Mr Kabat-Zinn says, and I have found it to be true, that being mindful of the breath going in and out is not easy. Resting in a state of “non-doing” does not feel natural. The impulse is to get up and do something or to get caught up in thinking. I think during those restless times it’s important to do yoga or any slow stretch while breathing deeply. A couple of weeks ago I was listening to Jon Kabat-Zinn’s audiobook Wherever You Go, There You Are and he encourages his listeners to get down on the floor at least once a day. So, I’ve been doing that fairly regularly and it has led me back to yoga. My extra weight makes me cumbersome, yet I’m more flexible than I thought I would be. I used to be a bit of a dancer and I still know after all these years that I must proceed slowly and cautiously. Feeling the floor beneath my body and then feeling my body is another way to gently wake myself up to all the good stuff in the present moment.

Today I exercised on my stationary bike for an hour while listening to Pema Chodron. Later I did a short work out with 5 pound weights. Of course, I want to lose the weight I’ve put on, but more than that I want to stay in touch with my body.

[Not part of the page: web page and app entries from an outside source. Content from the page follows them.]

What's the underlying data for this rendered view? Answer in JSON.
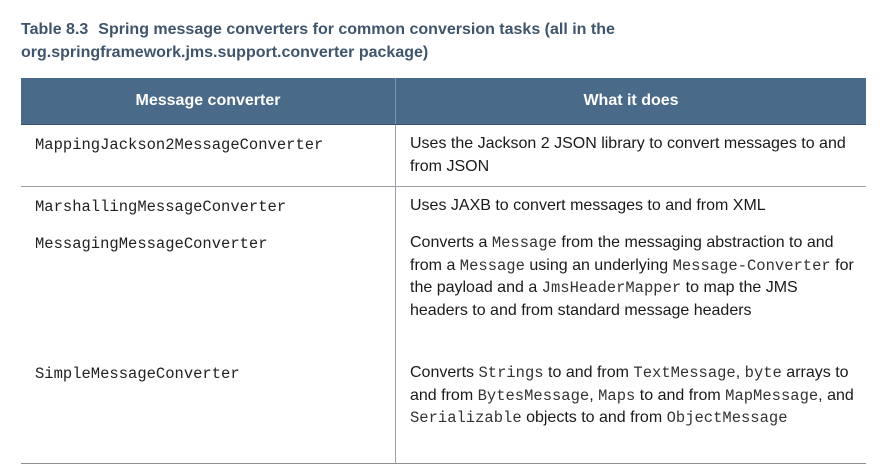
{
  "caption": {
    "number": "Table 8.3",
    "title": "Spring message converters for common conversion tasks (all in the org.springframework.jms.support.converter package)"
  },
  "table": {
    "headers": [
      "Message converter",
      "What it does"
    ],
    "rows": [
      {
        "converter": "MappingJackson2MessageConverter",
        "description": [
          {
            "t": "Uses the Jackson 2 JSON library to convert messages to and from JSON"
          }
        ]
      },
      {
        "converter": "MarshallingMessageConverter",
        "description": [
          {
            "t": "Uses JAXB to convert messages to and from XML"
          }
        ]
      },
      {
        "converter": "MessagingMessageConverter",
        "description": [
          {
            "t": "Converts a "
          },
          {
            "c": "Message"
          },
          {
            "t": " from the messaging abstraction to and from a "
          },
          {
            "c": "Message"
          },
          {
            "t": " using an underlying "
          },
          {
            "c": "Message-Converter"
          },
          {
            "t": " for the payload and a "
          },
          {
            "c": "JmsHeaderMapper"
          },
          {
            "t": " to map the JMS headers to and from standard message headers"
          }
        ]
      },
      {
        "converter": "SimpleMessageConverter",
        "description": [
          {
            "t": "Converts "
          },
          {
            "c": "Strings"
          },
          {
            "t": " to and from "
          },
          {
            "c": "TextMessage"
          },
          {
            "t": ", "
          },
          {
            "c": "byte"
          },
          {
            "t": " arrays to and from "
          },
          {
            "c": "BytesMessage"
          },
          {
            "t": ", "
          },
          {
            "c": "Maps"
          },
          {
            "t": " to and from "
          },
          {
            "c": "MapMessage"
          },
          {
            "t": ", and "
          },
          {
            "c": "Serializable"
          },
          {
            "t": " objects to and from "
          },
          {
            "c": "ObjectMessage"
          }
        ]
      }
    ]
  }
}
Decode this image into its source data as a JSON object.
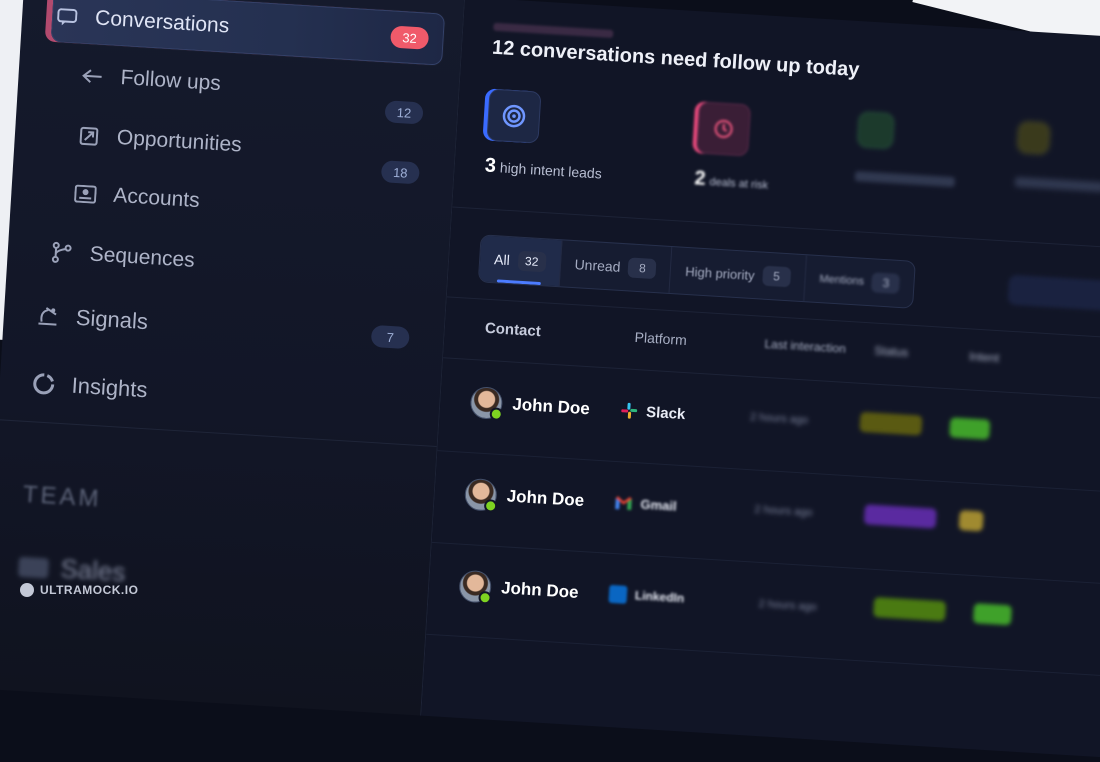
{
  "sidebar": {
    "items": [
      {
        "label": "Conversations",
        "badge": "32",
        "icon": "chat-icon",
        "active": true
      },
      {
        "label": "Follow ups",
        "badge": "12",
        "icon": "reply-icon"
      },
      {
        "label": "Opportunities",
        "badge": "18",
        "icon": "opportunity-icon"
      },
      {
        "label": "Accounts",
        "badge": "",
        "icon": "id-card-icon"
      },
      {
        "label": "Sequences",
        "badge": "",
        "icon": "branch-icon"
      },
      {
        "label": "Signals",
        "badge": "7",
        "icon": "signal-icon"
      },
      {
        "label": "Insights",
        "badge": "",
        "icon": "donut-icon"
      }
    ],
    "team_label": "TEAM",
    "team_item": "Sales"
  },
  "header": {
    "headline": "12 conversations need follow up today"
  },
  "stats": [
    {
      "value": "3",
      "label": "high intent leads",
      "icon": "target-icon"
    },
    {
      "value": "2",
      "label": "deals at risk",
      "icon": "clock-icon"
    }
  ],
  "tabs": [
    {
      "label": "All",
      "count": "32",
      "active": true
    },
    {
      "label": "Unread",
      "count": "8"
    },
    {
      "label": "High priority",
      "count": "5"
    },
    {
      "label": "Mentions",
      "count": "3"
    }
  ],
  "table": {
    "columns": [
      "Contact",
      "Platform",
      "Last interaction",
      "Status",
      "Intent"
    ],
    "rows": [
      {
        "contact": "John Doe",
        "platform": "Slack",
        "platform_icon": "slack-icon",
        "last": "2 hours ago"
      },
      {
        "contact": "John Doe",
        "platform": "Gmail",
        "platform_icon": "gmail-icon",
        "last": "2 hours ago"
      },
      {
        "contact": "John Doe",
        "platform": "LinkedIn",
        "platform_icon": "linkedin-icon",
        "last": "2 hours ago"
      }
    ]
  },
  "watermark": "ULTRAMOCK.IO",
  "colors": {
    "accent": "#4c7cff",
    "badge_red": "#f05a6a",
    "online": "#7ed321"
  }
}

If I can open to myself as I am then I can gradually establish healthy patterns of behavior--exercise, eating right, meditation. Proper self-care.









Post a Comment